All Points East, London
Saturday 28th August 2021
Keith Goldhanger jumps on a bus to explore the fields of East London in search of some much needed foot tapping entertainment. This is All Points East Day 2 that featured Jamie XX, Kano, Slowthai and a few others.
For the first time in months, many of us are gathered together in a London park having taken off our dressing gowns and put on some decent festival clobber that we’ve only worn once since we purchased it.
It’s a day of big beats and big names currently employed to make us dance. JAMIE XX manages to achieve a euphoric hands in the air finale (okay, he probably played Good Times after) with GOSH, but earlier in the evening we’re spoilt for choice yet again as All Points East managed to fill the big stages distributed around Victoria park with great effect.
JOCKSTRAP (do not try to find them on Twitter) on one of the smaller stages in the park (Firestone) are a delight for those of us gearing ourselves up for the bit of conventional foot stomping dance music that will follow. Electronic ballad follows electronic ballad without any noticeable hit single in their repertoire, however if we wanted that we’d go and see Audiobooks again. This duo are challenging those wandering past and are making an impression. It’s a fabulous refreshing performance from the duo and a much enjoyed introduction to the hours ahead.
It’s busy in these fields and it seems that the flow of punters moving from stage to stage is only going in one direction. Therefore, as acts on the East stage end we all get ten minutes to go with the flow and wander over to the West or North stage to catch the start of whatever’s going on there.
ROMY DJ’ing on the North stage may not be loud enough for anyone standing near those feeling the need to have a good chat during the set, however once deep inside the vast tent it’s clear there are many here to dance, sing along to the bits they recognise and experience some early euphoria that we expect more of once her companion in The XX headlines later.
KANO is on his home turf and has, amongst many things on stage today, a collection of trombonists, violinists and a choir. This Is England sounds as vibrant as it’s ever sounded blaring out from this East London park and is played to a backdrop of Marcus Rashford’s mural, with flowers and messages of love and support covering the racist graffiti. Trouble ends with an image of a body with blood pouring from the torso on the screen. It’s moving stuff and also another frantic intense show, however time is against those who want to catch Slowthai and it’s a difficult decision to walk away from this show before the very end.
SLOWTHAI is playing his second show of the day after an earlier daylight performance at Reading Festival.

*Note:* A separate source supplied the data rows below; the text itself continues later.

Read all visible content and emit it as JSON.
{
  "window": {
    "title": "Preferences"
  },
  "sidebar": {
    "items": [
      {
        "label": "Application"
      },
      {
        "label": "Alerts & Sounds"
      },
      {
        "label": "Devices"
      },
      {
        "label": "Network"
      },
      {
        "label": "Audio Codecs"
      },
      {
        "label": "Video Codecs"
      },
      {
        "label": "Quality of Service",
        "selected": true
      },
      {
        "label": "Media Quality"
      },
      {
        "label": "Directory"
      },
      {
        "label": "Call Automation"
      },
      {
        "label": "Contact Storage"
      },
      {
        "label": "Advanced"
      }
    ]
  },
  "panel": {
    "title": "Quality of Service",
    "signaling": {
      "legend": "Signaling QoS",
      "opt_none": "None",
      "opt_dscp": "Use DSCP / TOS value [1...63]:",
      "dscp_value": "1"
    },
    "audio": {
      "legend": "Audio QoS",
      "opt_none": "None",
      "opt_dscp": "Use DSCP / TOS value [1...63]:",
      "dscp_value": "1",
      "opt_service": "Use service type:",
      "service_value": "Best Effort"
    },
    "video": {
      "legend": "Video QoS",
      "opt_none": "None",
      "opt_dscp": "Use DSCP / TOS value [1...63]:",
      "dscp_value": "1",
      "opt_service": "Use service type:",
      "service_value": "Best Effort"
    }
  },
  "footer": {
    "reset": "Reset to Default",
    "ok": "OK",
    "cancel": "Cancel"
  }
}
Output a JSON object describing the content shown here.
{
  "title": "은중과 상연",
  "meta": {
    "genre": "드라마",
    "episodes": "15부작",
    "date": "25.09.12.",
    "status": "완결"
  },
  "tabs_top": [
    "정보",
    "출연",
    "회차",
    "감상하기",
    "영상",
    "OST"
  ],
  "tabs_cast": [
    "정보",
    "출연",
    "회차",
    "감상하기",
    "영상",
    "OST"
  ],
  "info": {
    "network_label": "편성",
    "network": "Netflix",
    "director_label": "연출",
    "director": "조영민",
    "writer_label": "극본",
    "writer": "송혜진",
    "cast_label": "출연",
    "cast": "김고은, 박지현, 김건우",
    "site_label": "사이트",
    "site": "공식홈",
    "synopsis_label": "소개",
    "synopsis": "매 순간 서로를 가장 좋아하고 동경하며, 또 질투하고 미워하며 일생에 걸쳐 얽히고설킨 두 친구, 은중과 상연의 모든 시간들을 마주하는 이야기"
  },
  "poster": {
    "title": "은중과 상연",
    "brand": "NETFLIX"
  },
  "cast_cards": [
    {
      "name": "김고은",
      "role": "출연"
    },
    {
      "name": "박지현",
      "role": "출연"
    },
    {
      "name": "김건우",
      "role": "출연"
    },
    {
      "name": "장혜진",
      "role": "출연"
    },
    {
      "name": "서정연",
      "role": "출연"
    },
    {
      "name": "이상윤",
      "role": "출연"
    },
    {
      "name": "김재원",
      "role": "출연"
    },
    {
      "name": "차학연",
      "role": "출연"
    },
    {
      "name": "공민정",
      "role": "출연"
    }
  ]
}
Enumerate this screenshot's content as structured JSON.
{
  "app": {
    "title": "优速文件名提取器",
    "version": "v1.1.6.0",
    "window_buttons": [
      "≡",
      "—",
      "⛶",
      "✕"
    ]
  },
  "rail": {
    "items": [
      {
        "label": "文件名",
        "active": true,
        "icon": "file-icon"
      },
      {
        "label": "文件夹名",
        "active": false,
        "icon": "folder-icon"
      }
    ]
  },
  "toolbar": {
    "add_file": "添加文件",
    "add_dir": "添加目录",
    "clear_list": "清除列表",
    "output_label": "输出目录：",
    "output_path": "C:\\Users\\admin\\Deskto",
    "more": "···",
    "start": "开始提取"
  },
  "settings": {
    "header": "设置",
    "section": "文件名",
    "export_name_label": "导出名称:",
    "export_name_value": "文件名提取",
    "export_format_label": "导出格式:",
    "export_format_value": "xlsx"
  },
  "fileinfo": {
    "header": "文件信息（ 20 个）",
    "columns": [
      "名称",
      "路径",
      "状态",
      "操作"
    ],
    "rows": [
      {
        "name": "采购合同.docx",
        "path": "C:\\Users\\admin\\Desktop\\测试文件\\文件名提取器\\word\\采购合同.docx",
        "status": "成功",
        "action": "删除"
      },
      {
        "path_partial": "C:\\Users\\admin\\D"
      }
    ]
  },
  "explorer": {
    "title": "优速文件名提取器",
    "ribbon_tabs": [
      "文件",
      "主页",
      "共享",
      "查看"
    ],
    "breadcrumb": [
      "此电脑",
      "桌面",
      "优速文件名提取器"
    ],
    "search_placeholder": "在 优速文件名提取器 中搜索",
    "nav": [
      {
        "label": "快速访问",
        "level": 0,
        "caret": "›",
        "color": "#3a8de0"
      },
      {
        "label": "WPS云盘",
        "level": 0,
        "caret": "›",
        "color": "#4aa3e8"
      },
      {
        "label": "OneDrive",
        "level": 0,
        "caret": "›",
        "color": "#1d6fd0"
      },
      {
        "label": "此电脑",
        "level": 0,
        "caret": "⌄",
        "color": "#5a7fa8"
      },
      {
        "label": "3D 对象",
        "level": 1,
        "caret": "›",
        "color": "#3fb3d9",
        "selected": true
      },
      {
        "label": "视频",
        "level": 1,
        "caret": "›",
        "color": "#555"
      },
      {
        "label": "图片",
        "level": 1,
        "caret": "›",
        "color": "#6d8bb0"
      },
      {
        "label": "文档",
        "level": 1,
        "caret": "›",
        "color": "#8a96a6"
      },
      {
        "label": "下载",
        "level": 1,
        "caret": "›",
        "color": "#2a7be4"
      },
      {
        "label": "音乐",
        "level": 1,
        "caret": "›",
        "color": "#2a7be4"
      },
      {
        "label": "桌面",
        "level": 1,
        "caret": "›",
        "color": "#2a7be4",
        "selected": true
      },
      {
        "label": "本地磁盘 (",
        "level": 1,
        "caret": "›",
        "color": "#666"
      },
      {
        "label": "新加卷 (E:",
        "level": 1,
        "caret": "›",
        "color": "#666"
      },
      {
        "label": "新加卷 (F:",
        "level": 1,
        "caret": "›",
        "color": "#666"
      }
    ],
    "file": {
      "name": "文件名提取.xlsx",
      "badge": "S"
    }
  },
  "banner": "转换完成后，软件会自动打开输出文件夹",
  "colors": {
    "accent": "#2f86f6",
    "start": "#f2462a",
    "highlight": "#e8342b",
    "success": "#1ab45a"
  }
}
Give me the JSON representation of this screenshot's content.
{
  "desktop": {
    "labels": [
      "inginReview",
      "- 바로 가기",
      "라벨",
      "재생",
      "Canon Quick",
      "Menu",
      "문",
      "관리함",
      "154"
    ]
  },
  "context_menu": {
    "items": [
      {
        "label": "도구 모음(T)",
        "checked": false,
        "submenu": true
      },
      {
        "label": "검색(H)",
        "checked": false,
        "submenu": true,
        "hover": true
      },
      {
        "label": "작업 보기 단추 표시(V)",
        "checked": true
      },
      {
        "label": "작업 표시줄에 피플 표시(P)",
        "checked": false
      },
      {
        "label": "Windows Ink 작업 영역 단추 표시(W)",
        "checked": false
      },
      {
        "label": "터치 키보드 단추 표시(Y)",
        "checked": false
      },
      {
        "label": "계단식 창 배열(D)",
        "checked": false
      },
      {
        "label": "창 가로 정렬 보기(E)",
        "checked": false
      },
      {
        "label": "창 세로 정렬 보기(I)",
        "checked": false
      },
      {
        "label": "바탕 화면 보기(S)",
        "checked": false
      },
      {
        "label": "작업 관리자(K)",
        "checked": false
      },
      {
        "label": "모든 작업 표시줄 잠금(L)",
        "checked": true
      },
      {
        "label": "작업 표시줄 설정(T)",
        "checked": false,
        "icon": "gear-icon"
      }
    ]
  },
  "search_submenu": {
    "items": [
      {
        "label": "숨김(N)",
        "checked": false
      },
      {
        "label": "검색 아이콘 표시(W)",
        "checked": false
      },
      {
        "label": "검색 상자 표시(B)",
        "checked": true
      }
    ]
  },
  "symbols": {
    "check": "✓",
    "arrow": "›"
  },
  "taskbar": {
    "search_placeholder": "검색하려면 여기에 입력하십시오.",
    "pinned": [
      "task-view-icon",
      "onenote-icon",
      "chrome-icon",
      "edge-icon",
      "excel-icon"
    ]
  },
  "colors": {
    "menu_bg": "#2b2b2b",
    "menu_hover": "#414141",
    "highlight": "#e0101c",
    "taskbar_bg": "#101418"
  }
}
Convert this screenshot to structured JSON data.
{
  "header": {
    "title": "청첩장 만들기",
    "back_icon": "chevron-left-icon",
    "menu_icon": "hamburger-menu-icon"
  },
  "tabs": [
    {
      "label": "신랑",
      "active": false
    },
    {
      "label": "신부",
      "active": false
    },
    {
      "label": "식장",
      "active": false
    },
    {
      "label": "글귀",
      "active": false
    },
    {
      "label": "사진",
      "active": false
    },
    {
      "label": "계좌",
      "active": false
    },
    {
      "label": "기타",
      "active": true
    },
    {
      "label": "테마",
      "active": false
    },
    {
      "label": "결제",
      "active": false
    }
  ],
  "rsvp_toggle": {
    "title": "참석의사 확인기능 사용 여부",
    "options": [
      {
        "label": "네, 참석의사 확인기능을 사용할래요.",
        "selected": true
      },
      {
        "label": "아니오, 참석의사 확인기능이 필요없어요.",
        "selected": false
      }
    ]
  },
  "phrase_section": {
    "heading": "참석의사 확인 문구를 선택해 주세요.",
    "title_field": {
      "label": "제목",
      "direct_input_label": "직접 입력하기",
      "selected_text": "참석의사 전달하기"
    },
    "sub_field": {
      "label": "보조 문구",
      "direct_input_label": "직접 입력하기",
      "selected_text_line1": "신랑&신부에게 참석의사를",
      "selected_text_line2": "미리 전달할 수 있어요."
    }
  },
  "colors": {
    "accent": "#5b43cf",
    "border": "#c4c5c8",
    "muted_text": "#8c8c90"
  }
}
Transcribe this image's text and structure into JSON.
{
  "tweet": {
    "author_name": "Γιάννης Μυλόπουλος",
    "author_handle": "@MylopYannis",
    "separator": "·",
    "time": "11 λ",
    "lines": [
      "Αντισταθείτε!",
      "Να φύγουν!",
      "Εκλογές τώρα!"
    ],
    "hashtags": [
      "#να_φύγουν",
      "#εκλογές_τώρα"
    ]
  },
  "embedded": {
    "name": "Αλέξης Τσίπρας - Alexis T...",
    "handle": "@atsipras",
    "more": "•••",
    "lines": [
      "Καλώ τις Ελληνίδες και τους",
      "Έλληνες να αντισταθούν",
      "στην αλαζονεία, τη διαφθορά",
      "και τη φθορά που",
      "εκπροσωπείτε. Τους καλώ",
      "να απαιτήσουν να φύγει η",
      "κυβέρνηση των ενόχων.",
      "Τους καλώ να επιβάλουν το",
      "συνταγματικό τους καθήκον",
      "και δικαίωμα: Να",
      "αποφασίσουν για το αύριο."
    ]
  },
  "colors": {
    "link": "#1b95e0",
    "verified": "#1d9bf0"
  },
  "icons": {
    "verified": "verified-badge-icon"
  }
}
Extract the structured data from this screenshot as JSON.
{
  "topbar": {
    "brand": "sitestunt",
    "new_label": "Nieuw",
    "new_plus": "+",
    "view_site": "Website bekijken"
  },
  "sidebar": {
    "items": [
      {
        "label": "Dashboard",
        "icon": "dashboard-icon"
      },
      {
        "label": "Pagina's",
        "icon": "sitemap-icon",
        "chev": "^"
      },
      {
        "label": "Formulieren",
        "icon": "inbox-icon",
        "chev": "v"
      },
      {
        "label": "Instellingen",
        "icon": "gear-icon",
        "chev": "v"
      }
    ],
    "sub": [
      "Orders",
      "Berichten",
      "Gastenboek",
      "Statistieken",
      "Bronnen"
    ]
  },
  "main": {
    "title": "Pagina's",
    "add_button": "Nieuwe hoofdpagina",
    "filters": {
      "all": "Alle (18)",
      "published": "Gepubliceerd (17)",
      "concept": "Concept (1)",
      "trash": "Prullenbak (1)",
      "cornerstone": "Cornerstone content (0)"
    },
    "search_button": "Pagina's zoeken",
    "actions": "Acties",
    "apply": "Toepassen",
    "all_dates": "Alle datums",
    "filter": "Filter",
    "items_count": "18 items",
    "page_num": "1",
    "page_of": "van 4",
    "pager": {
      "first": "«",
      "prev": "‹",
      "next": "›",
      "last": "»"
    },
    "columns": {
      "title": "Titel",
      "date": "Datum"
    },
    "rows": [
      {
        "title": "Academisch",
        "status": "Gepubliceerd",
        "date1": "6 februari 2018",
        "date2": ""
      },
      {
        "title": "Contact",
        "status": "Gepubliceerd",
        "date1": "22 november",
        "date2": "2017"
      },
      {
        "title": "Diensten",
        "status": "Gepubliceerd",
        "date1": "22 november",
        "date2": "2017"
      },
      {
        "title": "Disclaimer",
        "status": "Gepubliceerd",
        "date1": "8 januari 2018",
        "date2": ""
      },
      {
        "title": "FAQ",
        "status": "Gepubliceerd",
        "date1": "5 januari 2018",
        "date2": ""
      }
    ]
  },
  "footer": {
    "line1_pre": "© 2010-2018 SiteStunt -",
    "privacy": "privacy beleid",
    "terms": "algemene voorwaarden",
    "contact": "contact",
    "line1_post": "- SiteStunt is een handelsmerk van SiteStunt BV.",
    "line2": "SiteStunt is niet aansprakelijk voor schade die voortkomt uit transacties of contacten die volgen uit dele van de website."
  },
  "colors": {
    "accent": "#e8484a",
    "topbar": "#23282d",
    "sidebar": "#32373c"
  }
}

We get circle pits, some moshing, a new tune, Gynecologist, and a set of tunes and messages echoing the current climate in this country. It’s a rapid but well executed run through the set that builds to a climatic ending with crowd favourites Doorman and Deal Wiv it. It’s the first time many of us have witnessed this away from daylight, therefore the pyrotechnics add to the occasion and we’re at the stage of the evening where it seems half the the audience are sitting on the shoulders of friends just to get a better view.
Headliner JAMIE XX gives us yet another playful eclectic set of tunes with snippets of soul, drum & bass, UK garage, dubstep and even Radiohead’s Weird Fishes thrown into the mix, and he seems to know how to read the crowd. At times we’re hearing almost silent glitches, as his knob-twiddling coaxes us into a relaxed state before hitting whatever that button is that allows the beats (any beats) to kick in again and get everyone back in the zone dancing, or high-fiving strangers and partying again like it’s 2019. We feel a little short-changed when it comes to Loud Places, but our heads are still at the Park Stage at Glastonbury four years ago and we’re still wanting to recreate that experience so are left slightly disappointed. This is made up for by a blistering version of GOSH, and we’re left wondering if this is the best piece of music anyone could ever want to hear towards the end of a festival such as this.
Visually we’re just watching the silhouette of Jamie against a backdrop of primary colours until a few songs in, and cameras linked to the big screens are panning in on individuals dancing in the audience showing signs of being the kind of drug crazed casualties we do our best to avoid standing close to at these events (they all had blue wristbands on but it was a very well executed idea).
Despite issues surrounding the quality of the sound a couple of years ago at this event, one of today’s highlights is the superb quality of the music we are hearing. Boy, this is loud (or maybe we’re just not used to it), and boy oh boy are we treated to some great performances.
All Points East events have proved themselves to be amazing days out over the past few years, and even though at times the park seems as busy as we’ve ever seen it we get to see a bit of everything there is available to see, and get the tube back to those four walls many of us have seen too much of recently.